On July 26, 1971, Southwest Productions filed suit against the Auditorium Commission. Four days later there was a hearing before federal Judge G. Thomas Eisele. At that hearing, Auditorium Commission member Lee Rogers read aloud excerpts from the script he found objectionable. Under questioning from Kaplan, a recent touring production of Neil Simon’s Plaza Suite was discussed. That play has adultery as a central theme of one of its acts. Rogers admitted he found the play funny, and that since the adultery did not take place on stage, he did not object to it. Among those testifying in favor of it was Robert Reddington, who was director of performing arts at the Arkansas Arts Center.

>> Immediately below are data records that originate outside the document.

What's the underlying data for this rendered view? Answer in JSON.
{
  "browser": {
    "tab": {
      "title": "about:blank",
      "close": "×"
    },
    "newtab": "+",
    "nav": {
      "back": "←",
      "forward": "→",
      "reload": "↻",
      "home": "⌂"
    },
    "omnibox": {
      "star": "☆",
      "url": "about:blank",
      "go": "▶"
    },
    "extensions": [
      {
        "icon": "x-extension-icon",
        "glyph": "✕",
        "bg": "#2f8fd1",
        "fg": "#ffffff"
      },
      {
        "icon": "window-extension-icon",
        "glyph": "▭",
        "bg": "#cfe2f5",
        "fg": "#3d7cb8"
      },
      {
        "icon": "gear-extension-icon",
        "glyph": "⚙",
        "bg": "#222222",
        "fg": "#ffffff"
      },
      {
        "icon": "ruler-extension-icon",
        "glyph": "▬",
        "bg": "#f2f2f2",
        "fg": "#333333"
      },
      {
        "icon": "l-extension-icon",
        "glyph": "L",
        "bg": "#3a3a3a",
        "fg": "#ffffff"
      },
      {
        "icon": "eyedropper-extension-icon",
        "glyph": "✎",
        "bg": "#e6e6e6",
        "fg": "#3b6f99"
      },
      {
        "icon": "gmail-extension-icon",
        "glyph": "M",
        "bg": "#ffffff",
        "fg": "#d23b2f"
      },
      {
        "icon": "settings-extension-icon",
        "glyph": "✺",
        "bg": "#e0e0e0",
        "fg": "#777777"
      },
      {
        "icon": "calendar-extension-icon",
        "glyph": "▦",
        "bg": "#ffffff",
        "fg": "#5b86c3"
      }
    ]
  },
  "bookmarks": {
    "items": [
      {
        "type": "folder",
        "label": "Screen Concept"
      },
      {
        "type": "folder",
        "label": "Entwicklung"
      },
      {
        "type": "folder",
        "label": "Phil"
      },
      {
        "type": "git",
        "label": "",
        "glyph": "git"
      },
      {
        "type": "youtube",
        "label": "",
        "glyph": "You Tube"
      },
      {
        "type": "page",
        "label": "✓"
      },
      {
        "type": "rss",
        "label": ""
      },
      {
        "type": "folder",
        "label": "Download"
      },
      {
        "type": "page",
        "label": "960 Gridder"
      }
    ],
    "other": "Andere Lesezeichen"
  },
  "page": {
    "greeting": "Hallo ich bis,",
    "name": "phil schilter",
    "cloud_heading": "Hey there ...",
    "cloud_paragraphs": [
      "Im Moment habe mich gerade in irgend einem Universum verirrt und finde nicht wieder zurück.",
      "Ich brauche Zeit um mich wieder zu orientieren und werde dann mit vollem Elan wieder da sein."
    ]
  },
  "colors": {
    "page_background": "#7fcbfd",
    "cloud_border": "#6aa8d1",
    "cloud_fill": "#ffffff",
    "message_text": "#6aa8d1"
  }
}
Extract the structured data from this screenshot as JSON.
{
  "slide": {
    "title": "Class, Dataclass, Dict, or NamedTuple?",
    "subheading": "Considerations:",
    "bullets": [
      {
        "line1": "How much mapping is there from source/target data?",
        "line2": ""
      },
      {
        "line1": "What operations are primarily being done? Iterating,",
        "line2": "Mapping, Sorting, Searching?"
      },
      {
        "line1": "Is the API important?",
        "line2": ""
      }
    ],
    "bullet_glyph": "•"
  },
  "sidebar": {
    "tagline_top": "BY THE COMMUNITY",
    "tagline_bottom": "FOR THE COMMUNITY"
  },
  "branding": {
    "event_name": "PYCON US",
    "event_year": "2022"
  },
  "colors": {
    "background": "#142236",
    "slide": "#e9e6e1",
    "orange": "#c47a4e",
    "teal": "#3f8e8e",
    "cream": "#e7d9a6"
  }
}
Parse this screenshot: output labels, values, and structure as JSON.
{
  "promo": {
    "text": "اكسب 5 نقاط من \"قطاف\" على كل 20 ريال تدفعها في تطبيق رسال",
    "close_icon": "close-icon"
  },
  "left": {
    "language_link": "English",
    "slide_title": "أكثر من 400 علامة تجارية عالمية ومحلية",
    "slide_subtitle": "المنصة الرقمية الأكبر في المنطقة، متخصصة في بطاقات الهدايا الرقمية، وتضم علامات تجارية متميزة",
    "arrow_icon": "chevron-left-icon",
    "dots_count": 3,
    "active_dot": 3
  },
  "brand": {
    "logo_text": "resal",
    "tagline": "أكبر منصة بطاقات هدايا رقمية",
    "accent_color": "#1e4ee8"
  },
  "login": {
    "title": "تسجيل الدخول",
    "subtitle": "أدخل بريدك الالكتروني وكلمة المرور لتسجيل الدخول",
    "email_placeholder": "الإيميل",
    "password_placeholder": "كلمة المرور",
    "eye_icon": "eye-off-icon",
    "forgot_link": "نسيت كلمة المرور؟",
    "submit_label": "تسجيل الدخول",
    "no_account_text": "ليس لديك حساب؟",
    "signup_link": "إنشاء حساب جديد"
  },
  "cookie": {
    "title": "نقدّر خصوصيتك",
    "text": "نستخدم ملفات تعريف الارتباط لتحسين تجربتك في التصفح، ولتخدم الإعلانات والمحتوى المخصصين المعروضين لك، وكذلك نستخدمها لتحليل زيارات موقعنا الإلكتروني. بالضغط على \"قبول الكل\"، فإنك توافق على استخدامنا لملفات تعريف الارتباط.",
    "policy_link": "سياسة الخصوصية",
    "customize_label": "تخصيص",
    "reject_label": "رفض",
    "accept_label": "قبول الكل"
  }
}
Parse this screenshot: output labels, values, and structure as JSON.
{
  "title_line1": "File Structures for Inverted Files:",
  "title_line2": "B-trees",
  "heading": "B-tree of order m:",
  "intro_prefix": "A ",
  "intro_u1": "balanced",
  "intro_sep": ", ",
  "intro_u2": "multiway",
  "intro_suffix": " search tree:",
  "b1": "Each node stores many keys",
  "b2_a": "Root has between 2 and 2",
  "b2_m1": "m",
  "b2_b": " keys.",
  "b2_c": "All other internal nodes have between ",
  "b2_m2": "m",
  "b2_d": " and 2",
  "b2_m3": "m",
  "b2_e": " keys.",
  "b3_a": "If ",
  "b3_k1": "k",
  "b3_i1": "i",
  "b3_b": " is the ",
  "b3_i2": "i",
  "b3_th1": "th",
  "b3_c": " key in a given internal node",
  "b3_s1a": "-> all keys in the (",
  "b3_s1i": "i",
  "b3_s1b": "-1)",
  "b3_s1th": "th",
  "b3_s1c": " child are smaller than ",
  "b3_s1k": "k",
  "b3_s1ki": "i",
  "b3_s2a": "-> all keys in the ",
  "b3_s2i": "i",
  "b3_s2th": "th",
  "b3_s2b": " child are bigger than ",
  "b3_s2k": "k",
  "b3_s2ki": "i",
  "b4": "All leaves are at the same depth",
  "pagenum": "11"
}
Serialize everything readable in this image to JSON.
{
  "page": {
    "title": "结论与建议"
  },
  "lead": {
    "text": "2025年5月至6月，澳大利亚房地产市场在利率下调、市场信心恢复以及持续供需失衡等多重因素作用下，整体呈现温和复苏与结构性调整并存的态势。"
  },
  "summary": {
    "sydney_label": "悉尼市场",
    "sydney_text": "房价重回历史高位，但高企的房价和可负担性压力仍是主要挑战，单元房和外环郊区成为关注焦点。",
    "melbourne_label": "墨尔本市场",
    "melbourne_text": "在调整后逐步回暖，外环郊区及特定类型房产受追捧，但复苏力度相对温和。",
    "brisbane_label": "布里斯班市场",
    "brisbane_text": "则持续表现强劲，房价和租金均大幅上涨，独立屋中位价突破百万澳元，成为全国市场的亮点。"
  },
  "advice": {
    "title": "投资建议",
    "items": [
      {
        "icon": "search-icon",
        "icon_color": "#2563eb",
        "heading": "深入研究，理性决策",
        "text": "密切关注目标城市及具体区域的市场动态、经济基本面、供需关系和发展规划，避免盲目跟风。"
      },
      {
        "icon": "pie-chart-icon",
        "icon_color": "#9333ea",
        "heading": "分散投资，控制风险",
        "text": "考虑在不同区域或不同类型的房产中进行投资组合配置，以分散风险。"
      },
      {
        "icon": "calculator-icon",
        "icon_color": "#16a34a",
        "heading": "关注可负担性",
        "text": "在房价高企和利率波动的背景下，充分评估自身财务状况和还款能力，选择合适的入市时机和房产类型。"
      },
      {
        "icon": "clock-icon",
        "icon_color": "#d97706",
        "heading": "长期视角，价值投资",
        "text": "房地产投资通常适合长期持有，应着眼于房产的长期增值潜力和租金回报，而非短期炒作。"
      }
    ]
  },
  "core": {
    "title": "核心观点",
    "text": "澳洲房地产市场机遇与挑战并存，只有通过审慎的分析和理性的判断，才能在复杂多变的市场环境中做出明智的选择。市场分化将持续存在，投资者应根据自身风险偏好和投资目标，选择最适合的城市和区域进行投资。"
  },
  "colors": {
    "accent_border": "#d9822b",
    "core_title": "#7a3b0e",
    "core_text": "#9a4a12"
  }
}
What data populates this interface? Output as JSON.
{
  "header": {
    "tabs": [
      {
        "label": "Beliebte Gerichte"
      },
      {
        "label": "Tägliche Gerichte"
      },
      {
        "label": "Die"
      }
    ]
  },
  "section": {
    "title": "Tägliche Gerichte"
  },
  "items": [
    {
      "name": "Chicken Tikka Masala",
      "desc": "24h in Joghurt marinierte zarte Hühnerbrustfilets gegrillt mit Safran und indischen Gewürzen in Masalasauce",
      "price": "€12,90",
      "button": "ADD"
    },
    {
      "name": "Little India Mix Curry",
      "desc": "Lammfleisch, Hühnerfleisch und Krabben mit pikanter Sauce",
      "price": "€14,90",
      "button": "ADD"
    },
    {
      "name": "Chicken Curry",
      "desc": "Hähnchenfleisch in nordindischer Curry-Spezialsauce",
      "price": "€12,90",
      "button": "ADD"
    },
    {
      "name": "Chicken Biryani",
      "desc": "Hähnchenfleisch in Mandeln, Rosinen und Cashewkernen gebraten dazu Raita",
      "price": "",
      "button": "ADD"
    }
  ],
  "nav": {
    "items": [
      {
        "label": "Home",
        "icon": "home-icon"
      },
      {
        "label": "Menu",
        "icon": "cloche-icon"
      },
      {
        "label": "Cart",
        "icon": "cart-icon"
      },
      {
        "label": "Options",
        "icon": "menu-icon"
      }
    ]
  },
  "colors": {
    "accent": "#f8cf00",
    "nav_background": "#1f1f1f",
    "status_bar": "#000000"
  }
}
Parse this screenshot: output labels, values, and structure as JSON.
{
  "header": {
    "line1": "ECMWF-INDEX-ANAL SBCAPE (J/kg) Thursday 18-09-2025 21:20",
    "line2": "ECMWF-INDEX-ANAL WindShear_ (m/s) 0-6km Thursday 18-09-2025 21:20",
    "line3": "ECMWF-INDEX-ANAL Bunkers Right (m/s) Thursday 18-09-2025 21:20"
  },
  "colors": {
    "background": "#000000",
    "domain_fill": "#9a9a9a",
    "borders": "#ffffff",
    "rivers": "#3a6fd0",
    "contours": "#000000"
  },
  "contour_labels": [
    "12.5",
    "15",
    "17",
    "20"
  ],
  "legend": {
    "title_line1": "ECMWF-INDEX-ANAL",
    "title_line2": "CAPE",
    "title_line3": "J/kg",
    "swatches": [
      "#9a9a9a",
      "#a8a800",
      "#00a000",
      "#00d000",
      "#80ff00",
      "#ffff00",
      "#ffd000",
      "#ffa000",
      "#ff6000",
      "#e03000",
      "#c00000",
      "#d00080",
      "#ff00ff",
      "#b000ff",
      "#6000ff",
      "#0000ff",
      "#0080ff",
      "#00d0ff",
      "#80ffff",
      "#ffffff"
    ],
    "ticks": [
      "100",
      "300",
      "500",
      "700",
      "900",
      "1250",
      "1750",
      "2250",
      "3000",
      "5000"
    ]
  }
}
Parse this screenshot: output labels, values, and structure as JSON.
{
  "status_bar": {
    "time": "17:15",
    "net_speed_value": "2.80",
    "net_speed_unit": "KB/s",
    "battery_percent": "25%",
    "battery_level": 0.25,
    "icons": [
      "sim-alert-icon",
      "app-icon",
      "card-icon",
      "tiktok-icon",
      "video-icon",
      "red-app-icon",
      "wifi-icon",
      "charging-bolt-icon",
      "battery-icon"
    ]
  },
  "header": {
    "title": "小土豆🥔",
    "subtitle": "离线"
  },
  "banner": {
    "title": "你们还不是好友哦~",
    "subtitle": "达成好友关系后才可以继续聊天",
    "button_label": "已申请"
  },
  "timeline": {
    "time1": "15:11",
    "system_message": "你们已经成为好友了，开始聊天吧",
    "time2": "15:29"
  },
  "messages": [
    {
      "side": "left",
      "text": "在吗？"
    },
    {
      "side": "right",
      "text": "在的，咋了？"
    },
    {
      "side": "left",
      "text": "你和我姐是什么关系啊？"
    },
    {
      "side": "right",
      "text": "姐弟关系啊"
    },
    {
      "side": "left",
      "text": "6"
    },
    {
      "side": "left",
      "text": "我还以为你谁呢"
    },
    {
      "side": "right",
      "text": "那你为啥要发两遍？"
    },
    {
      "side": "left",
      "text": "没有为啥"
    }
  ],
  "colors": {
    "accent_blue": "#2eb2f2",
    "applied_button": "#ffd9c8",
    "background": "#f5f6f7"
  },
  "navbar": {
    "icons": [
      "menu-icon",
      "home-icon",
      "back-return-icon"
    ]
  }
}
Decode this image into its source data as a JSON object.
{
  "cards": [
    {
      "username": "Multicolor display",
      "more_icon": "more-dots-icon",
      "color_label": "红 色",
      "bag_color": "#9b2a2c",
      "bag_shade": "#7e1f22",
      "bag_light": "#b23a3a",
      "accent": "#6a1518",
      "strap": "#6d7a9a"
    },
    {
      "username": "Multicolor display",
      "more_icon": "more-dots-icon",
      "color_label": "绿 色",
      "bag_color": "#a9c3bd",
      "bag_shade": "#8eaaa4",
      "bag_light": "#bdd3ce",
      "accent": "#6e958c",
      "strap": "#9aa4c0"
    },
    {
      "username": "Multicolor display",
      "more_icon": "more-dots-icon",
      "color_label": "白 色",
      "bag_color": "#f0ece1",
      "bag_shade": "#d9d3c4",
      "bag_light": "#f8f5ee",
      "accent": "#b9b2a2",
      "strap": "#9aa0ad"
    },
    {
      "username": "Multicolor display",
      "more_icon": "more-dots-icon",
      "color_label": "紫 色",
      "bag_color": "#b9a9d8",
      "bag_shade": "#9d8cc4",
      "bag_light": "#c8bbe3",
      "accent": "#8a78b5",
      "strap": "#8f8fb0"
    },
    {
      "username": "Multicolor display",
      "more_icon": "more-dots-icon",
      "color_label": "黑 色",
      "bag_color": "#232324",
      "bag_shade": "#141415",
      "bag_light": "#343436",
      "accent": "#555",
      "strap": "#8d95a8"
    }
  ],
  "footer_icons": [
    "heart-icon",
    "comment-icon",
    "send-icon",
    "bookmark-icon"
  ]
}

Judge Eisele offered a ruling on August 11 which compelled the Auditorium Commission to allow Hair to be performed. Prior to the ruling, some of the Auditorium Commissioners had publicly stated that if they had to allow Hair, they would close it after the first performance on the grounds of obscenity. To combat this, Judge Eisele stated that the Commission had to allow Hair to perform the entire six day engagement it sought.

Upon hearing of the Judge’s ruling, Commissioner Miller offered a succinct, two word response. “Oh, Dear!”

In the end, the production of Hair at Robinson would not be the first performance in the state.  The tour came through Fayetteville for two performances in October 1971 at Barnhill Arena.

On January 18, 1972, Hair played the first of its 8 performances over 6 days at Robinson Auditorium.  In his review the next day, the Arkansas Gazette’s Bill Lewis noted that Hair “threw out all it had to offer” and that Little Rock had survived.

The ads promoting the production carried the tagline “Arkansas will never be the same.”  Tickets (from $2 all the way up to $8.50) could be purchased at Moses Melody Shops both downtown and in “The Mall” (meaning Park Plaza). That business is gone from downtown, but the scion of that family, Jimmy Moses, is actively involved in building downtown through countless projects. His sons are carrying on the family tradition too.

Little Rock was by no means unique in trying to stop productions of Hair.  St. Louis, Birmingham, Los Angeles, Tallahassee, Boston, Atlanta, Charlotte NC, West Palm Beach, Oklahoma City, Mobile and Chattanooga all tried unsuccessfully to stop performances in their public auditoriums.  Despite Judge Eisele’s ruling against the City of Little Rock, members of the Fort Smith City Council also tried to stop a production later in 1972 in that city. This was despite warnings from City staff that there was not legal standing.

Within a few years, the Board of Censors of the City of Little Rock would be dissolved (as similar bodies also were disappearing across the US). Likewise, the Auditorium Commission was discontinued before Hair even opened with its duties being taken over by the Advertising and Promotion Commission and the Convention & Visitors Bureau staff.  This was not connected to the Hair decision; it was, instead, related to expanding convention facilities in Robinson and the new adjacent hotel.  Regardless of the reasons for their demise, both bygone bodies were vestiges of earlier, simpler and differently focused days in Little Rock.